**MATERIAL PROVIDED:**

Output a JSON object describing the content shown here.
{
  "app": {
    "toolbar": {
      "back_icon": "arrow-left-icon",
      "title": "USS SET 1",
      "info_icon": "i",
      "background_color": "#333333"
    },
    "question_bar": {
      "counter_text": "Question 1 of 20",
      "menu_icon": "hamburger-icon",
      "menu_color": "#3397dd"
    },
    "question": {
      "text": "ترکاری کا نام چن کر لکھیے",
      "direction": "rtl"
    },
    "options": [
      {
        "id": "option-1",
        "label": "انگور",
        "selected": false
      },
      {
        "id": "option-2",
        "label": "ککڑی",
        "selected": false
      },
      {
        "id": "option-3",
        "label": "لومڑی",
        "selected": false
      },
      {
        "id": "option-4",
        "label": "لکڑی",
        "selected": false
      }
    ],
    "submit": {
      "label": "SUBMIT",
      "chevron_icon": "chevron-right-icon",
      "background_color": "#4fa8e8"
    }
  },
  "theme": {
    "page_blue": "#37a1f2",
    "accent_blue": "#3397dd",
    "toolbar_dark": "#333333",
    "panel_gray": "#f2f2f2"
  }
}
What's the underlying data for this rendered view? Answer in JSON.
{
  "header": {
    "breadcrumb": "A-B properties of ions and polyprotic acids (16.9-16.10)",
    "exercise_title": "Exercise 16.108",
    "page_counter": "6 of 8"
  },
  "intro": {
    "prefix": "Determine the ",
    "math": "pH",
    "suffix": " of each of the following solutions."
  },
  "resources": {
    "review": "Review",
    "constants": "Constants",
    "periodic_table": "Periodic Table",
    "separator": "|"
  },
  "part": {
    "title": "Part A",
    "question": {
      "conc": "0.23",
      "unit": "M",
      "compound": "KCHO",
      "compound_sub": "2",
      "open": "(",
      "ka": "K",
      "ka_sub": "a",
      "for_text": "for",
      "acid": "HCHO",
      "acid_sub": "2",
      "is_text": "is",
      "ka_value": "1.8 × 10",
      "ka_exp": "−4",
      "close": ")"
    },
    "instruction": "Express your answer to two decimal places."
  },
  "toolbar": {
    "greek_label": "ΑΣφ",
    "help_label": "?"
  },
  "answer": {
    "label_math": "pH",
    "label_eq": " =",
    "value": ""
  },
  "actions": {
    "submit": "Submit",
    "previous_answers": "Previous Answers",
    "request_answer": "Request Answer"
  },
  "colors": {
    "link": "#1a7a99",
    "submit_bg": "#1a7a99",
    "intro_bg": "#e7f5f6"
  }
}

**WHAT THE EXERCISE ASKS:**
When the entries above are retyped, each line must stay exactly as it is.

**ANSWER FOR THIS EXERCISE:**
Output a JSON object describing the content shown here.
{
  "app": {
    "toolbar": {
      "back_icon": "arrow-left-icon",
      "title": "USS SET 1",
      "info_icon": "i",
      "background_color": "#333333"
    },
    "question_bar": {
      "counter_text": "Question 1 of 20",
      "menu_icon": "hamburger-icon",
      "menu_color": "#3397dd"
    },
    "question": {
      "text": "ترکاری کا نام چن کر لکھیے",
      "direction": "rtl"
    },
    "options": [
      {
        "id": "option-1",
        "label": "انگور",
        "selected": false
      },
      {
        "id": "option-2",
        "label": "ککڑی",
        "selected": false
      },
      {
        "id": "option-3",
        "label": "لومڑی",
        "selected": false
      },
      {
        "id": "option-4",
        "label": "لکڑی",
        "selected": false
      }
    ],
    "submit": {
      "label": "SUBMIT",
      "chevron_icon": "chevron-right-icon",
      "background_color": "#4fa8e8"
    }
  },
  "theme": {
    "page_blue": "#37a1f2",
    "accent_blue": "#3397dd",
    "toolbar_dark": "#333333",
    "panel_gray": "#f2f2f2"
  }
}
What's the underlying data for this rendered view? Answer in JSON.
{
  "header": {
    "breadcrumb": "A-B properties of ions and polyprotic acids (16.9-16.10)",
    "exercise_title": "Exercise 16.108",
    "page_counter": "6 of 8"
  },
  "intro": {
    "prefix": "Determine the ",
    "math": "pH",
    "suffix": " of each of the following solutions."
  },
  "resources": {
    "review": "Review",
    "constants": "Constants",
    "periodic_table": "Periodic Table",
    "separator": "|"
  },
  "part": {
    "title": "Part A",
    "question": {
      "conc": "0.23",
      "unit": "M",
      "compound": "KCHO",
      "compound_sub": "2",
      "open": "(",
      "ka": "K",
      "ka_sub": "a",
      "for_text": "for",
      "acid": "HCHO",
      "acid_sub": "2",
      "is_text": "is",
      "ka_value": "1.8 × 10",
      "ka_exp": "−4",
      "close": ")"
    },
    "instruction": "Express your answer to two decimal places."
  },
  "toolbar": {
    "greek_label": "ΑΣφ",
    "help_label": "?"
  },
  "answer": {
    "label_math": "pH",
    "label_eq": " =",
    "value": ""
  },
  "actions": {
    "submit": "Submit",
    "previous_answers": "Previous Answers",
    "request_answer": "Request Answer"
  },
  "colors": {
    "link": "#1a7a99",
    "submit_bg": "#1a7a99",
    "intro_bg": "#e7f5f6"
  }
}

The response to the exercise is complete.